New base charge and rate increase will go into effect April 1, 2023
The PUD’s Board of Commissioners approved a revised implementation of the base charge for electric customers. The deployment schedule will take place over two years instead of four.
The PUD’s board approved the implementation of a base charge to its residential electric service rates (Schedule 7) on Nov. 19, 2019. After being delayed on March 23, 2021, due to the pandemic, it was officially implemented on April 1, 2022.
The rate structure change was required to:
- Address increasing fixed costs
- Fund critical infrastructure improvements that increase safety and reliability
- Support environmentally sustainable power
- Ensure stability for the utility as customer demand and use patterns change
The base charge applies per meter and is based on the type of building that is served and the amperage rating of the customer’s primary fuse box or breaker panel.
Instead of incrementally increasing over the next four years, the base charge is scheduled to increase on April 1, 2023 and again in 2024. The increase of the base charge will coincide with a reduction in the energy usage (kWh) charge.

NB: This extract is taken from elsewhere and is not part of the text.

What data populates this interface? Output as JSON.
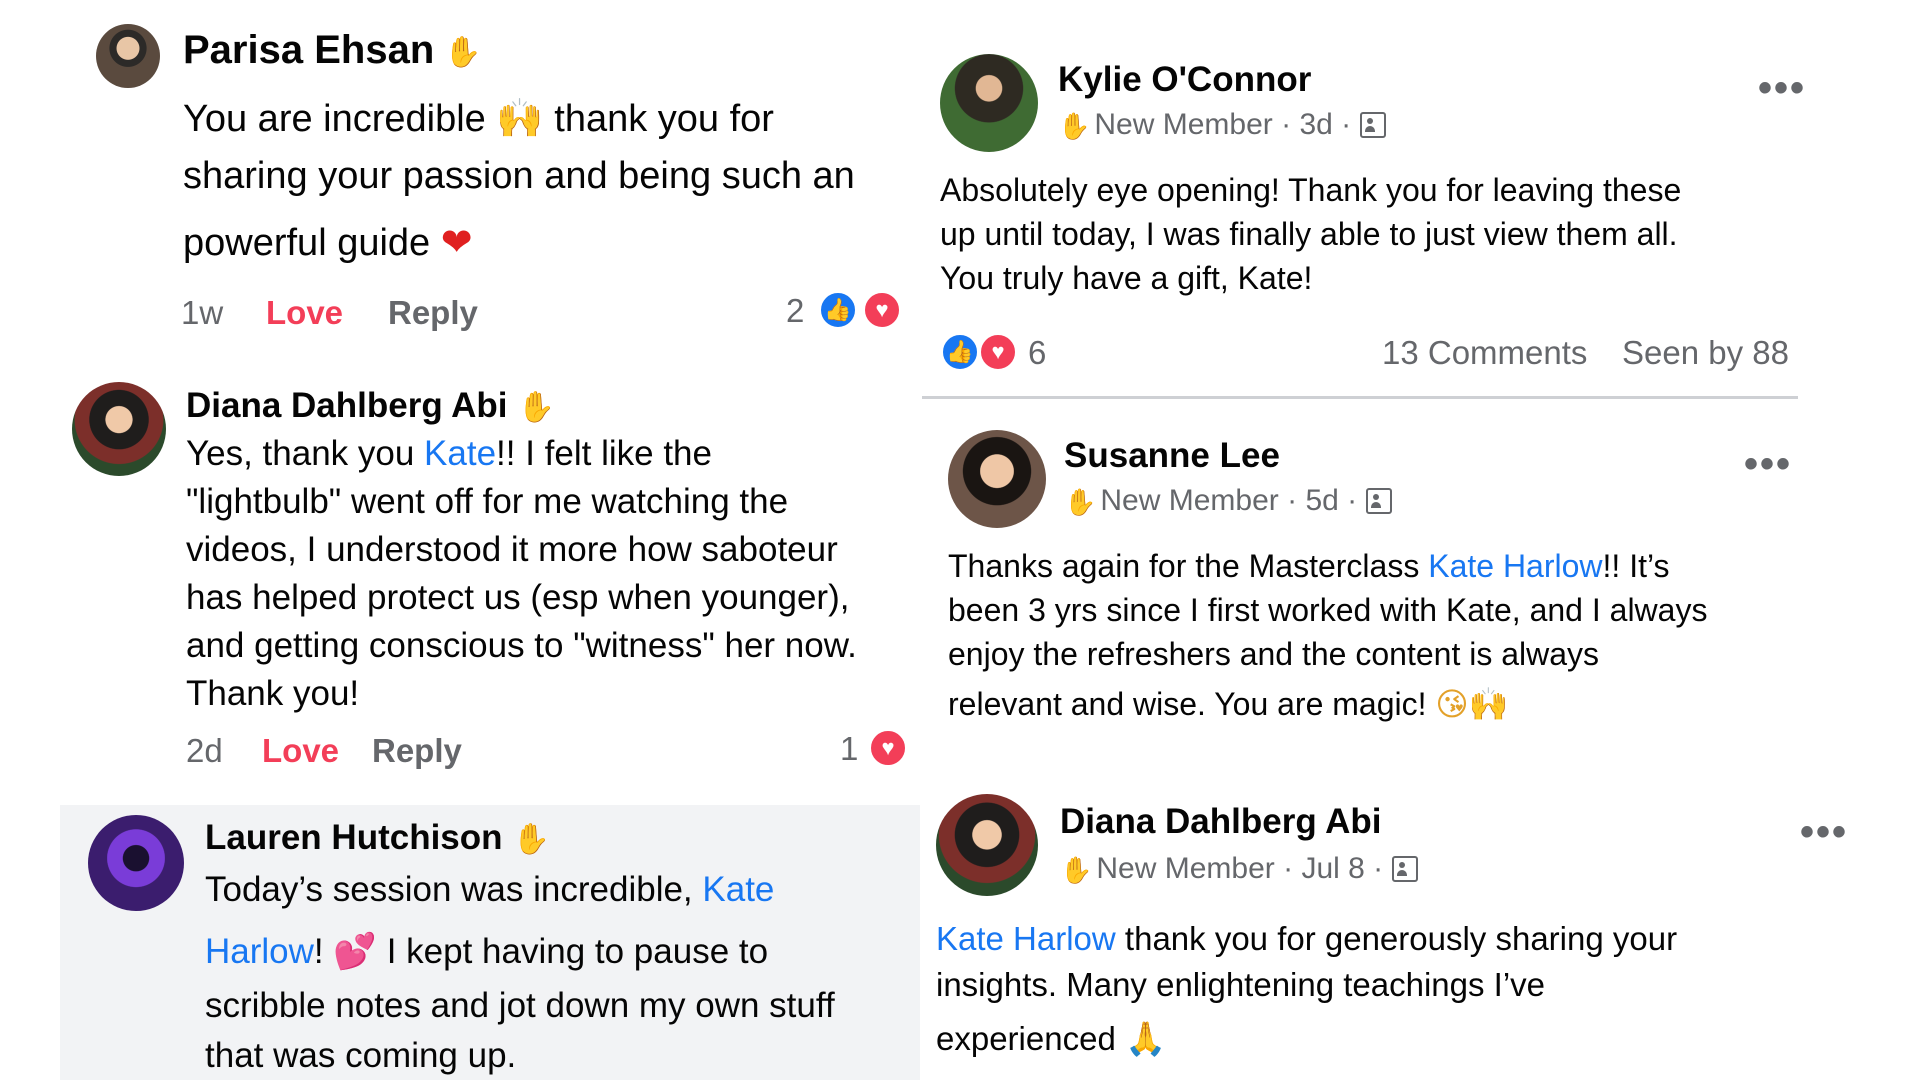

Because of that, impacts to customers’ bills will be minimal, with the typical PUD customer experiencing changes of just a few dollars of increase or decrease per month.
The base charge for medium-sized customers (most single-family homes) will be increased from 10 cents/day to 34 cents/day, or approximately $7.50 per month. To balance the increase to the base charge, the energy usage charge for medium-sized residential customers will decrease from 10.47 cents/kWh to 10.14 cents/kWh, a savings of approximately $3.65/month.

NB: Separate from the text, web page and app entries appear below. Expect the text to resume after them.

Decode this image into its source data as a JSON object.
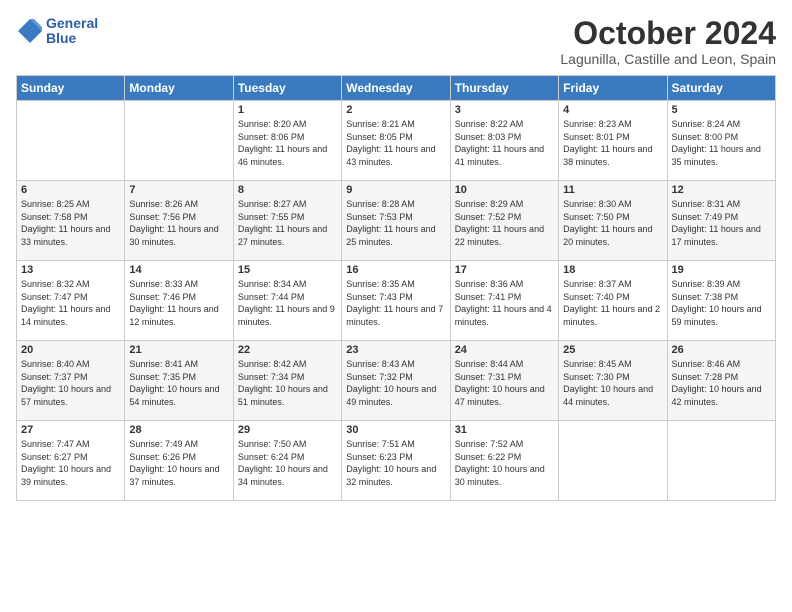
{
  "logo": {
    "line1": "General",
    "line2": "Blue"
  },
  "title": "October 2024",
  "subtitle": "Lagunilla, Castille and Leon, Spain",
  "weekdays": [
    "Sunday",
    "Monday",
    "Tuesday",
    "Wednesday",
    "Thursday",
    "Friday",
    "Saturday"
  ],
  "weeks": [
    [
      {
        "day": "",
        "content": ""
      },
      {
        "day": "",
        "content": ""
      },
      {
        "day": "1",
        "content": "Sunrise: 8:20 AM\nSunset: 8:06 PM\nDaylight: 11 hours and 46 minutes."
      },
      {
        "day": "2",
        "content": "Sunrise: 8:21 AM\nSunset: 8:05 PM\nDaylight: 11 hours and 43 minutes."
      },
      {
        "day": "3",
        "content": "Sunrise: 8:22 AM\nSunset: 8:03 PM\nDaylight: 11 hours and 41 minutes."
      },
      {
        "day": "4",
        "content": "Sunrise: 8:23 AM\nSunset: 8:01 PM\nDaylight: 11 hours and 38 minutes."
      },
      {
        "day": "5",
        "content": "Sunrise: 8:24 AM\nSunset: 8:00 PM\nDaylight: 11 hours and 35 minutes."
      }
    ],
    [
      {
        "day": "6",
        "content": "Sunrise: 8:25 AM\nSunset: 7:58 PM\nDaylight: 11 hours and 33 minutes."
      },
      {
        "day": "7",
        "content": "Sunrise: 8:26 AM\nSunset: 7:56 PM\nDaylight: 11 hours and 30 minutes."
      },
      {
        "day": "8",
        "content": "Sunrise: 8:27 AM\nSunset: 7:55 PM\nDaylight: 11 hours and 27 minutes."
      },
      {
        "day": "9",
        "content": "Sunrise: 8:28 AM\nSunset: 7:53 PM\nDaylight: 11 hours and 25 minutes."
      },
      {
        "day": "10",
        "content": "Sunrise: 8:29 AM\nSunset: 7:52 PM\nDaylight: 11 hours and 22 minutes."
      },
      {
        "day": "11",
        "content": "Sunrise: 8:30 AM\nSunset: 7:50 PM\nDaylight: 11 hours and 20 minutes."
      },
      {
        "day": "12",
        "content": "Sunrise: 8:31 AM\nSunset: 7:49 PM\nDaylight: 11 hours and 17 minutes."
      }
    ],
    [
      {
        "day": "13",
        "content": "Sunrise: 8:32 AM\nSunset: 7:47 PM\nDaylight: 11 hours and 14 minutes."
      },
      {
        "day": "14",
        "content": "Sunrise: 8:33 AM\nSunset: 7:46 PM\nDaylight: 11 hours and 12 minutes."
      },
      {
        "day": "15",
        "content": "Sunrise: 8:34 AM\nSunset: 7:44 PM\nDaylight: 11 hours and 9 minutes."
      },
      {
        "day": "16",
        "content": "Sunrise: 8:35 AM\nSunset: 7:43 PM\nDaylight: 11 hours and 7 minutes."
      },
      {
        "day": "17",
        "content": "Sunrise: 8:36 AM\nSunset: 7:41 PM\nDaylight: 11 hours and 4 minutes."
      },
      {
        "day": "18",
        "content": "Sunrise: 8:37 AM\nSunset: 7:40 PM\nDaylight: 11 hours and 2 minutes."
      },
      {
        "day": "19",
        "content": "Sunrise: 8:39 AM\nSunset: 7:38 PM\nDaylight: 10 hours and 59 minutes."
      }
    ],
    [
      {
        "day": "20",
        "content": "Sunrise: 8:40 AM\nSunset: 7:37 PM\nDaylight: 10 hours and 57 minutes."
      },
      {
        "day": "21",
        "content": "Sunrise: 8:41 AM\nSunset: 7:35 PM\nDaylight: 10 hours and 54 minutes."
      },
      {
        "day": "22",
        "content": "Sunrise: 8:42 AM\nSunset: 7:34 PM\nDaylight: 10 hours and 51 minutes."
      },
      {
        "day": "23",
        "content": "Sunrise: 8:43 AM\nSunset: 7:32 PM\nDaylight: 10 hours and 49 minutes."
      },
      {
        "day": "24",
        "content": "Sunrise: 8:44 AM\nSunset: 7:31 PM\nDaylight: 10 hours and 47 minutes."
      },
      {
        "day": "25",
        "content": "Sunrise: 8:45 AM\nSunset: 7:30 PM\nDaylight: 10 hours and 44 minutes."
      },
      {
        "day": "26",
        "content": "Sunrise: 8:46 AM\nSunset: 7:28 PM\nDaylight: 10 hours and 42 minutes."
      }
    ],
    [
      {
        "day": "27",
        "content": "Sunrise: 7:47 AM\nSunset: 6:27 PM\nDaylight: 10 hours and 39 minutes."
      },
      {
        "day": "28",
        "content": "Sunrise: 7:49 AM\nSunset: 6:26 PM\nDaylight: 10 hours and 37 minutes."
      },
      {
        "day": "29",
        "content": "Sunrise: 7:50 AM\nSunset: 6:24 PM\nDaylight: 10 hours and 34 minutes."
      },
      {
        "day": "30",
        "content": "Sunrise: 7:51 AM\nSunset: 6:23 PM\nDaylight: 10 hours and 32 minutes."
      },
      {
        "day": "31",
        "content": "Sunrise: 7:52 AM\nSunset: 6:22 PM\nDaylight: 10 hours and 30 minutes."
      },
      {
        "day": "",
        "content": ""
      },
      {
        "day": "",
        "content": ""
      }
    ]
  ]
}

The amount of the base charge is based on home size and type. Customers are categorized as:
- Small (multi-family dwellings or small electrical services like garages or well pumps),

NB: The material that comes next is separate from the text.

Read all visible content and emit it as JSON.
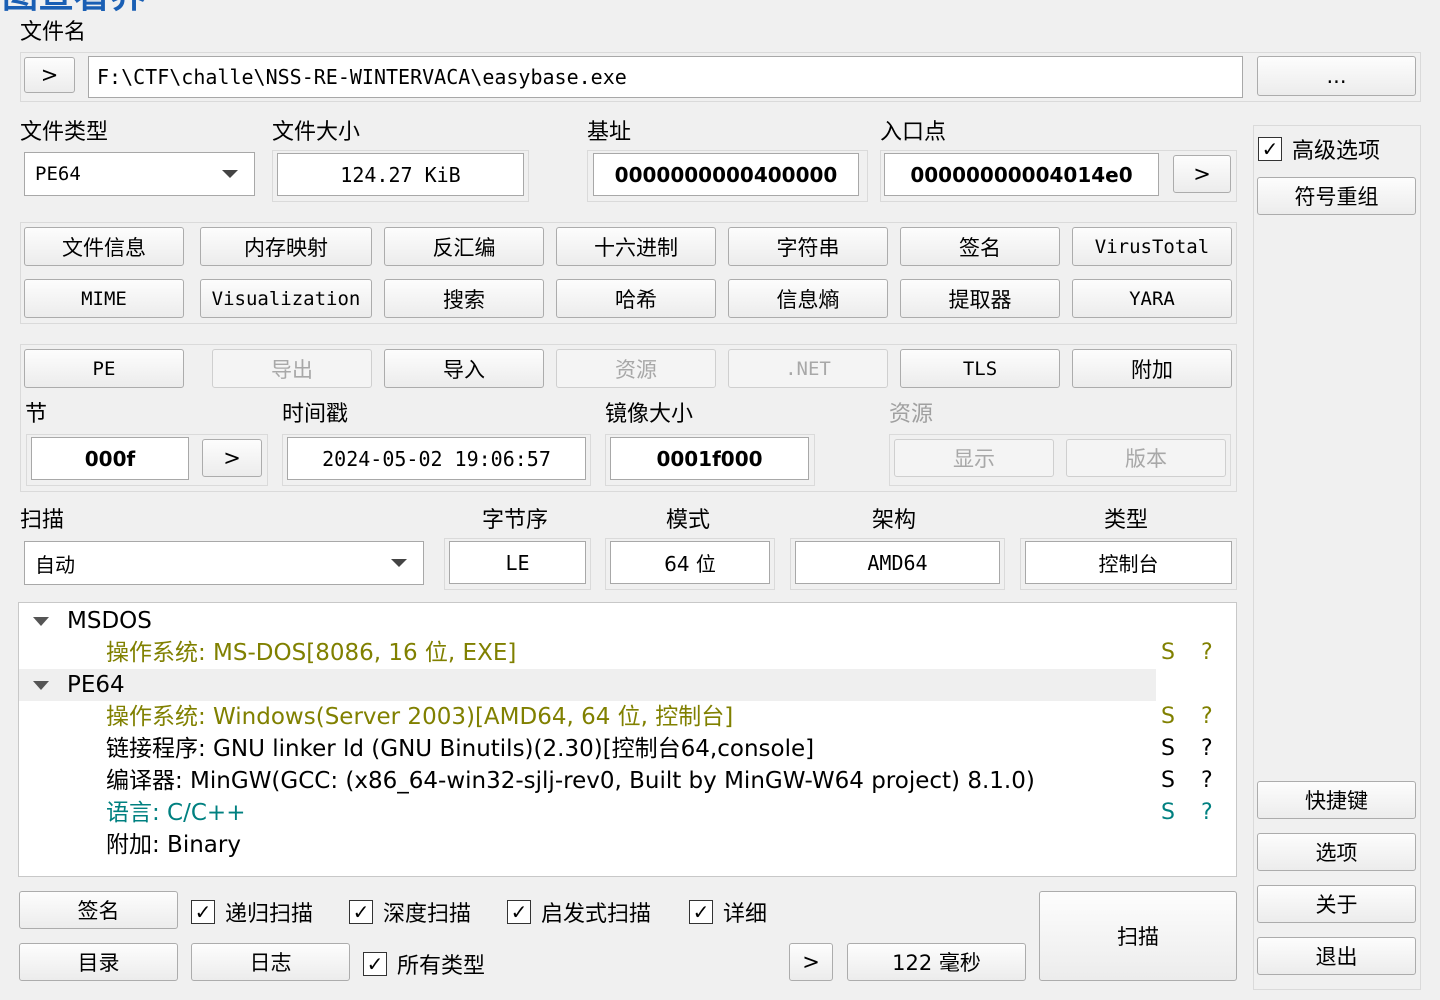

- Medium (single-family homes),
- Large (large homes with high energy demands) and
- Extra large (very large homes with multiple structures).
The large and extra-large categories apply only to new customers connected on or after April 1, 2022.
All customers pay either the daily base charge plus the usage charge or the minimum bill charge (53 cents/day), whichever is higher. By April 1, 2024, the minimum daily charge will be eliminated.
The base charge provides increased stability for the PUD as new homes connect to the electrical system. The base charge will pay for the fixed costs of connecting customers to the grid, including billing and meter maintenance.
As of April 1, 2023, PUD residential customers’ rate is 10.137 cents/kWh after the BPA Residential Exchange Credit is applied.
Sample PUD bill with base charge:
Frequently asked questions
The PUD’s base charge is designed to better align rate recovery with the sources of fixed costs it incurs on behalf of customers, including meter maintenance and billing. The charge results in more predictable and stable bills for our customers and revenue for the PUD, which will allow the PUD to focus on keeping rates low, minimizing the need for rate increases and freeing up funds for energy-efficiency and income-qualified programs.
Customers are charged the minimum charge of 53 cents per day only if it is greater than the combination of the month’s base charge and kWh usage charge. The daily base charge is applied in addition to the month’s total kWh usage charge. The minimum daily charge will be discontinued as of April 1, 2024.
The base charge is currently at $0.08 per day ($2.24 to $2.56 per billing cycle) for small customers and $0.10 per day ($2.80 to $3.20 per billing cycle) for medium customers. The base charge is scheduled to increase on April 1 over the next two years while the energy usage charge is reduced. New customer base charges in the large ($21) and extra-large ($27) categories will only apply to customers connected on or after April 1, 2022, and also be phased in over the next two years. Currently the PUD has no plans to increase the base charge beyond 2024.
As electricity usage patterns have changed, electric utilities have altered the way they recoup costs associated with building and maintaining the electric grid. In the past few years, the PUD has seen its customer count grow, while the total amount of electricity usage has remained flat. This has put the PUD in the unsustainable situation of serving thousands of additional customers each year without selling any additional electricity to pay for it. Utilities have instituted base charges to ensure all customers pay the appropriate amount for costs associated with metering, billing and connecting to the grid.
Because of the Connect Up program going live in 2025, the PUD decided to minimize impacts and revise the implementation schedule from four years to two. The new schedule will still include a decrease to the energy usage charge, so impacts to customers’ bills will be minimal.